▶ _THE TASK_:
Write out every entry below exactly as it appears. Pictures do not belong in the copy.

▶ _EXTRACTED RECORDS_:

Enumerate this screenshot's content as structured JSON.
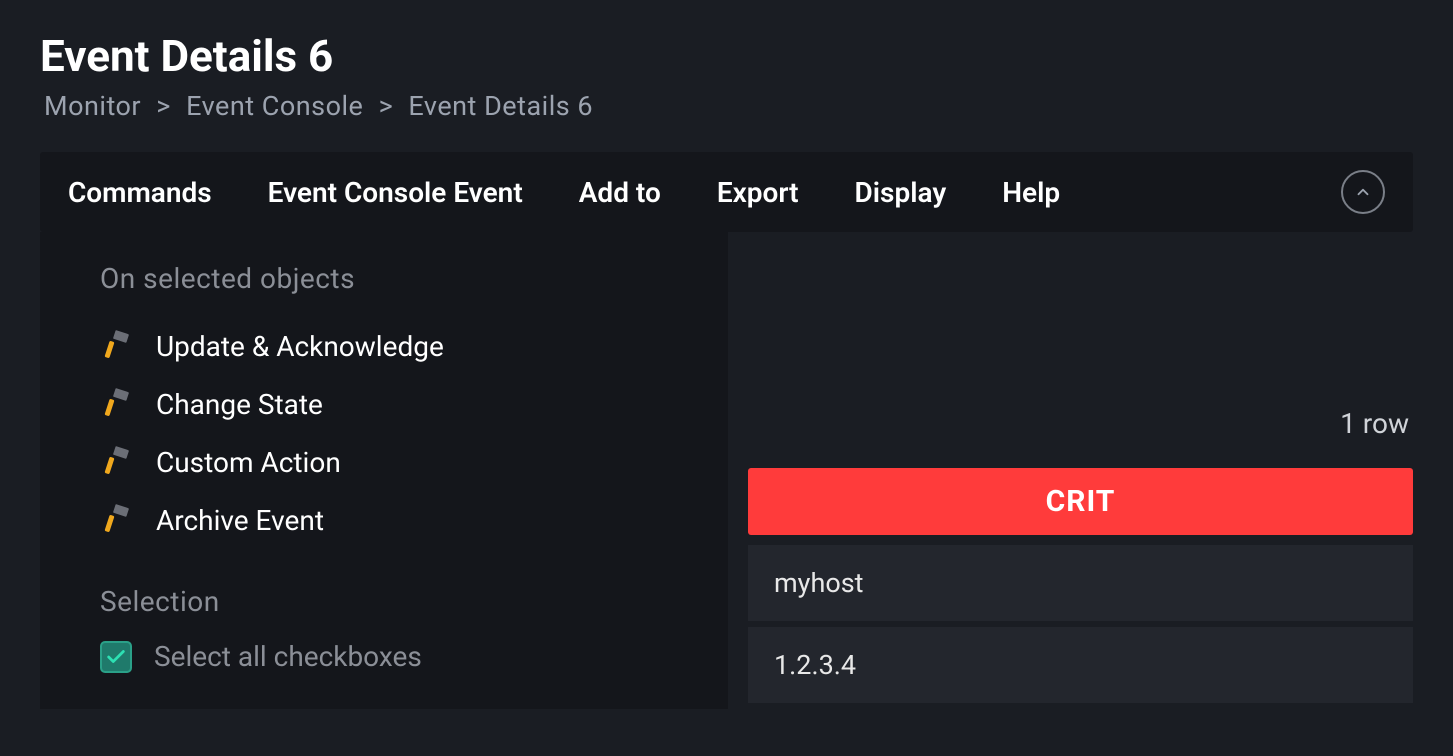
{
  "header": {
    "title": "Event Details 6",
    "breadcrumb": [
      "Monitor",
      "Event Console",
      "Event Details 6"
    ]
  },
  "menu": {
    "items": [
      "Commands",
      "Event Console Event",
      "Add to",
      "Export",
      "Display",
      "Help"
    ]
  },
  "dropdown": {
    "section1_label": "On selected objects",
    "commands": [
      "Update & Acknowledge",
      "Change State",
      "Custom Action",
      "Archive Event"
    ],
    "section2_label": "Selection",
    "select_all_label": "Select all checkboxes"
  },
  "detail": {
    "row_count": "1 row",
    "status": "CRIT",
    "host": "myhost",
    "ip": "1.2.3.4"
  },
  "colors": {
    "crit": "#ff3b3b"
  }
}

▶ _EXERCISE RESPONSE_:
Enumerate this screenshot's content as structured JSON.
{
  "header": {
    "title": "Event Details 6",
    "breadcrumb": [
      "Monitor",
      "Event Console",
      "Event Details 6"
    ]
  },
  "menu": {
    "items": [
      "Commands",
      "Event Console Event",
      "Add to",
      "Export",
      "Display",
      "Help"
    ]
  },
  "dropdown": {
    "section1_label": "On selected objects",
    "commands": [
      "Update & Acknowledge",
      "Change State",
      "Custom Action",
      "Archive Event"
    ],
    "section2_label": "Selection",
    "select_all_label": "Select all checkboxes"
  },
  "detail": {
    "row_count": "1 row",
    "status": "CRIT",
    "host": "myhost",
    "ip": "1.2.3.4"
  },
  "colors": {
    "crit": "#ff3b3b"
  }
}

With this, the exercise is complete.